Given the distance a projectile needs to travel, the initial velocity, and acceleration due to gravity, how can I calculate the launch angle?
you should know that and
where is the initial velocity, is the horizontal component of the initial velocity and is the vertical component of the initial velocity. we obtained these equations by using trig ratios on the various direction vectors.
now, work in feet, since you didn't specify. so acceleration due to gravity is -32 feet per (second squared). also, s(t) is the default for the position function, v(t) is the default for the velocity function and a(t) is the default for the acceleration function.
thus, dealing with the vertical component:
since we have
assuming the initial height is zero, clearly
so, ----------- this is a formula that gives us the height at time .
dealing with the horizontal component:

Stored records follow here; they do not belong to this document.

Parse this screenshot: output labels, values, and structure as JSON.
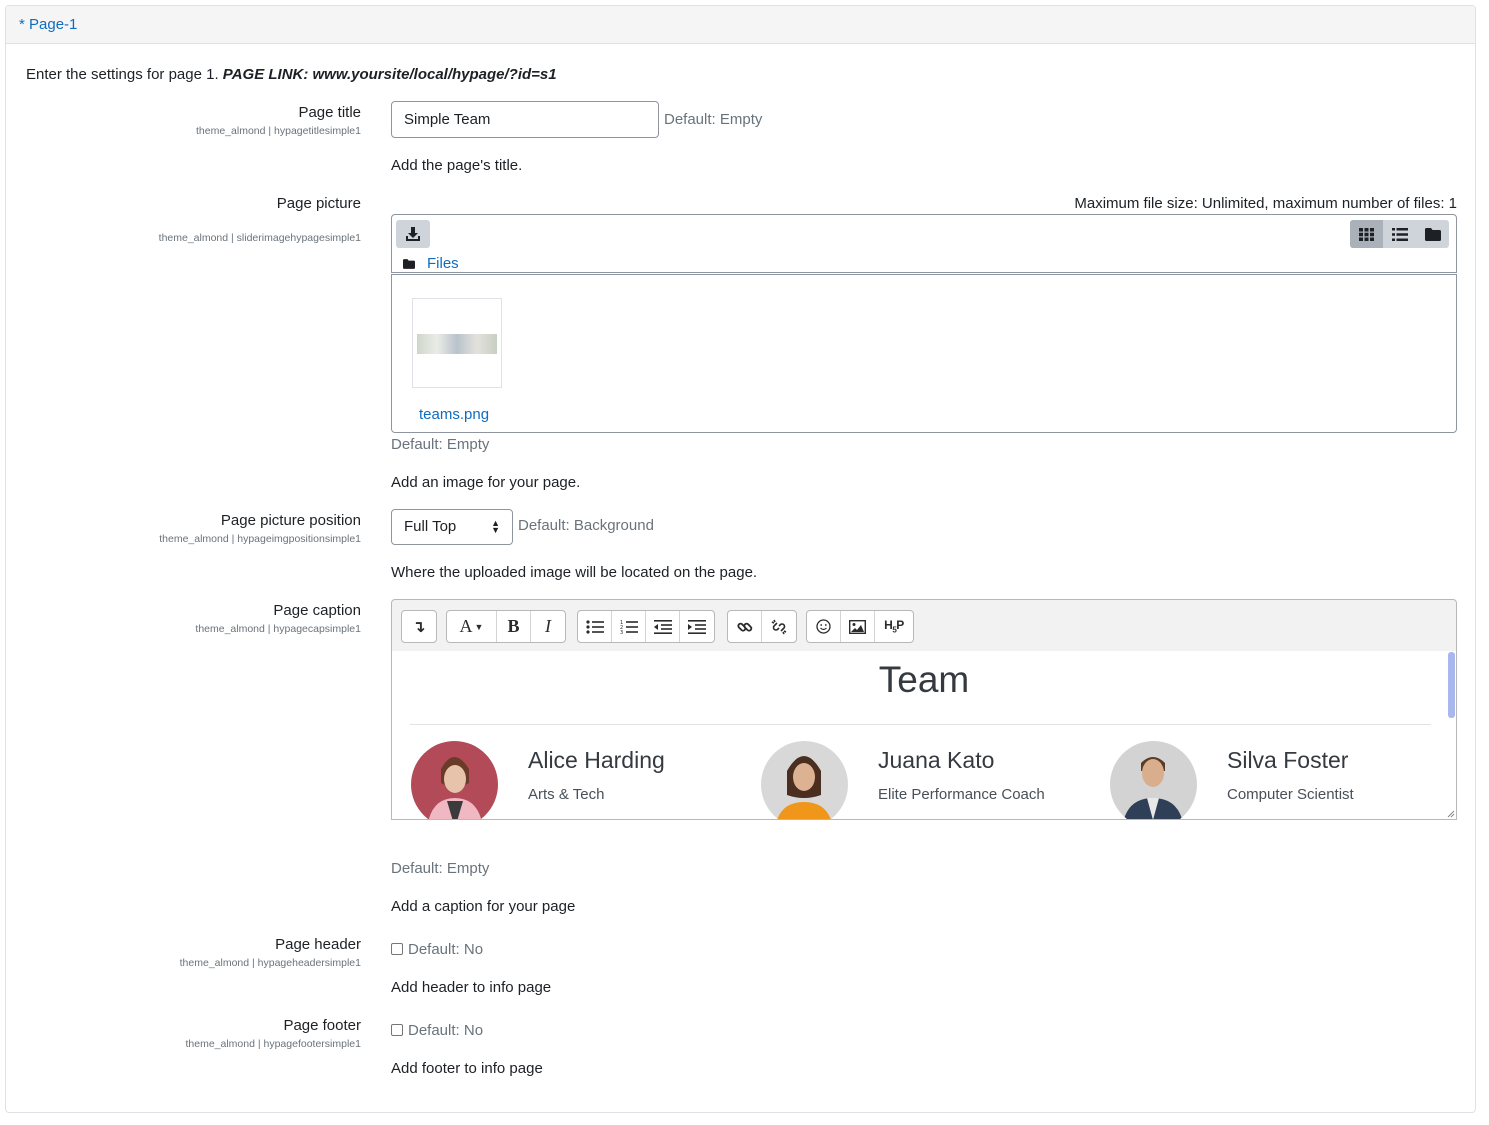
{
  "section": {
    "title": "* Page-1"
  },
  "intro": {
    "text": "Enter the settings for page 1.",
    "link_text": "PAGE LINK: www.yoursite/local/hypage/?id=s1"
  },
  "page_title": {
    "label": "Page title",
    "setting": "theme_almond | hypagetitlesimple1",
    "value": "Simple Team",
    "default": "Default: Empty",
    "description": "Add the page's title."
  },
  "page_picture": {
    "label": "Page picture",
    "setting": "theme_almond | sliderimagehypagesimple1",
    "limits": "Maximum file size: Unlimited, maximum number of files: 1",
    "breadcrumb": "Files",
    "file_name": "teams.png",
    "default": "Default: Empty",
    "description": "Add an image for your page."
  },
  "picture_position": {
    "label": "Page picture position",
    "setting": "theme_almond | hypageimgpositionsimple1",
    "selected": "Full Top",
    "default": "Default: Background",
    "description": "Where the uploaded image will be located on the page."
  },
  "caption": {
    "label": "Page caption",
    "setting": "theme_almond | hypagecapsimple1",
    "editor": {
      "heading": "Team",
      "members": [
        {
          "name": "Alice Harding",
          "role": "Arts & Tech",
          "color": "#b24a58"
        },
        {
          "name": "Juana Kato",
          "role": "Elite Performance Coach",
          "color": "#d8d8d8"
        },
        {
          "name": "Silva Foster",
          "role": "Computer Scientist",
          "color": "#d3d3d3"
        }
      ]
    },
    "default": "Default: Empty",
    "description": "Add a caption for your page"
  },
  "page_header": {
    "label": "Page header",
    "setting": "theme_almond | hypageheadersimple1",
    "checkbox_label": "Default: No",
    "description": "Add header to info page"
  },
  "page_footer": {
    "label": "Page footer",
    "setting": "theme_almond | hypagefootersimple1",
    "checkbox_label": "Default: No",
    "description": "Add footer to info page"
  },
  "colors": {
    "link": "#0f6cbf",
    "muted": "#6a737b",
    "border": "#8f959e"
  }
}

since, , we have
since we have
---------- this is a formula for the horizontal distance traveled.
now, all of that is standard procedure, you should practice it a lot and thus be able to do all that pretty quickly with minimum thinking (always a good idea on an exam ), but here's getting to the problem
if is the horizontal distance traveled, then we wan

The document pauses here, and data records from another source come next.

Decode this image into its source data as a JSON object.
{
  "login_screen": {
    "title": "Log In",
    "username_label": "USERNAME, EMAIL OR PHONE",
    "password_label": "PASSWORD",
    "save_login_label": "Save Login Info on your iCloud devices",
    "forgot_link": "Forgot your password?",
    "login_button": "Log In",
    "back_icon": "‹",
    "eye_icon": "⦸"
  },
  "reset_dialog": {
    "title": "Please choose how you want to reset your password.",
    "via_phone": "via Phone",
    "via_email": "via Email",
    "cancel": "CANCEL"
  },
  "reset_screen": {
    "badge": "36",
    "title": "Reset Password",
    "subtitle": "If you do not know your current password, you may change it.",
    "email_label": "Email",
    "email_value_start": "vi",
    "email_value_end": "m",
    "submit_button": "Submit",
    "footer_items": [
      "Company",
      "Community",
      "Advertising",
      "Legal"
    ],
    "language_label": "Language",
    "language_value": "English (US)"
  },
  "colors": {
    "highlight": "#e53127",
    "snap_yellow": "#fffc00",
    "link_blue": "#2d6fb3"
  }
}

also, for this same , we want (since we want the object to hit the ground at this time. (of course if we are not going to the ground, just set .

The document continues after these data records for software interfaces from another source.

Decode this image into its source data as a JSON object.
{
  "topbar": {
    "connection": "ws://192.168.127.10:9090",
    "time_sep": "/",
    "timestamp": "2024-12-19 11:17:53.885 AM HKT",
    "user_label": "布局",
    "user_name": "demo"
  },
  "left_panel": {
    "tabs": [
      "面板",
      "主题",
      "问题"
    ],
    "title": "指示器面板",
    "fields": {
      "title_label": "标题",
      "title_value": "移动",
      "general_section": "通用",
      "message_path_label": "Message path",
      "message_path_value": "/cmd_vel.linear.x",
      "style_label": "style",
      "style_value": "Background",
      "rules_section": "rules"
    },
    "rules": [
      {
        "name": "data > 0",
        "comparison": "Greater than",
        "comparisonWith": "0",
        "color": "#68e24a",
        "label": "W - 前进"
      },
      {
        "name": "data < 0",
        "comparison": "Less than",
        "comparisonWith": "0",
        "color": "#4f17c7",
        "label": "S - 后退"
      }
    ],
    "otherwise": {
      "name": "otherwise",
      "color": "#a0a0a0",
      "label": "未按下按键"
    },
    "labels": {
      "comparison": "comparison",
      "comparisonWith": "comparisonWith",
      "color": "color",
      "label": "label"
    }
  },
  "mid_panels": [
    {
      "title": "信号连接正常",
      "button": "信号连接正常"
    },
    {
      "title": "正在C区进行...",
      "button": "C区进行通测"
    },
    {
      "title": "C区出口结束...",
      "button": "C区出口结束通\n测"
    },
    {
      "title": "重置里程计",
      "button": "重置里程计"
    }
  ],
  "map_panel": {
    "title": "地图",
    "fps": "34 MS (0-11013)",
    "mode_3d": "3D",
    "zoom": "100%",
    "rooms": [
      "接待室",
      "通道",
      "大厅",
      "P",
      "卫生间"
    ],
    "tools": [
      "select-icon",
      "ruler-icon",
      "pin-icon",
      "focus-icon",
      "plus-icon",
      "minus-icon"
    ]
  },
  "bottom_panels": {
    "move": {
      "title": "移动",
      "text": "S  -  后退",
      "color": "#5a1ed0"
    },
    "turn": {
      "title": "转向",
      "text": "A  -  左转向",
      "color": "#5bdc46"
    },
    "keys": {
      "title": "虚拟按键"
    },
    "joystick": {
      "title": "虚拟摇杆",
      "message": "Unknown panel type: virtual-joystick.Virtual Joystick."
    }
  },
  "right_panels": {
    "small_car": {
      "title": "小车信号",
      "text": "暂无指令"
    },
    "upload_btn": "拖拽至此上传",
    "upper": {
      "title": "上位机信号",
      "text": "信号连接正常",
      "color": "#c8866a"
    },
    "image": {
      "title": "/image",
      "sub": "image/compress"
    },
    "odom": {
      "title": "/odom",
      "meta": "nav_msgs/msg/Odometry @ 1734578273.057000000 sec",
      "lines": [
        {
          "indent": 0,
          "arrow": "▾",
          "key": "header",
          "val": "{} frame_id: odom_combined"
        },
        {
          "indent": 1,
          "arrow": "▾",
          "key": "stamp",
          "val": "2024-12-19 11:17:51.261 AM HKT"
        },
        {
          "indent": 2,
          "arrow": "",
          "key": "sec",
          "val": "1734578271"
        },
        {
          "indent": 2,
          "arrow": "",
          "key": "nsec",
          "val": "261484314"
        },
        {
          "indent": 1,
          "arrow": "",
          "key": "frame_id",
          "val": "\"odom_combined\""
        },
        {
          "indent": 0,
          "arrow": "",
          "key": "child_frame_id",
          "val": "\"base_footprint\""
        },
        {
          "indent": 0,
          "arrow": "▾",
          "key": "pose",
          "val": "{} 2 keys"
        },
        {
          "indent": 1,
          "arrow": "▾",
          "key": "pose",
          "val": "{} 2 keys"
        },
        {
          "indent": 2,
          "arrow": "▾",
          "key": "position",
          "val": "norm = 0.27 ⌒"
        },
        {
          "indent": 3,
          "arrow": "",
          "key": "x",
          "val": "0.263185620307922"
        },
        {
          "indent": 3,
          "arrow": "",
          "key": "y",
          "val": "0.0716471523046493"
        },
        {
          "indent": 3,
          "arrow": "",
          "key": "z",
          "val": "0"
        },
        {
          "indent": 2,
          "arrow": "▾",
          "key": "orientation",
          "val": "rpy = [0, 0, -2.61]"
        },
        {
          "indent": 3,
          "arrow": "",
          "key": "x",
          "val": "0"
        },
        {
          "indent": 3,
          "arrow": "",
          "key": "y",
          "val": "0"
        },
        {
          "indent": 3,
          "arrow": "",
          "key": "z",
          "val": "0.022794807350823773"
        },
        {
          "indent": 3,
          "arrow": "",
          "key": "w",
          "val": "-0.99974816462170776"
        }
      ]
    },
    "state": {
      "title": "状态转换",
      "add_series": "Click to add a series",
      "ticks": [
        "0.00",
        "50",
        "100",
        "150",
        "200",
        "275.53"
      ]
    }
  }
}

..........this is when we start, we don't want this
now remember, these 's are the same, so we can equate them. thus, we have
there has to be an easier way to get to that formula. but i am not in a thinking mood now, obviously. i just followed a standard method
EDIT: there, skeeter has the shorter way he ends up using formulas that i derived. i should have remembered those formulas!
This isn't a huge deal. I actually don't need an easy way to get this formula just as long as it works. This is actually for a video game programming class which I need this formula for in order to write code that works properly. I took physics over 2 years ago and have forgotten A LOT.
A quick question though: where did the -16 come from in step 2? Is this just (acceleration due to gravity)/2 and if so can I plug in 9.81/2 if i am using meters as my units?
the -16 comes from integrating -32t. the integral of t is (t^2)/2, that 2 divided into the -32 to give -16
anyway, if you are using a program, just program the formulas that skeeter gave. pretty all my boxed formulas but the last one is given by some physics formula. why re-invent the wheel?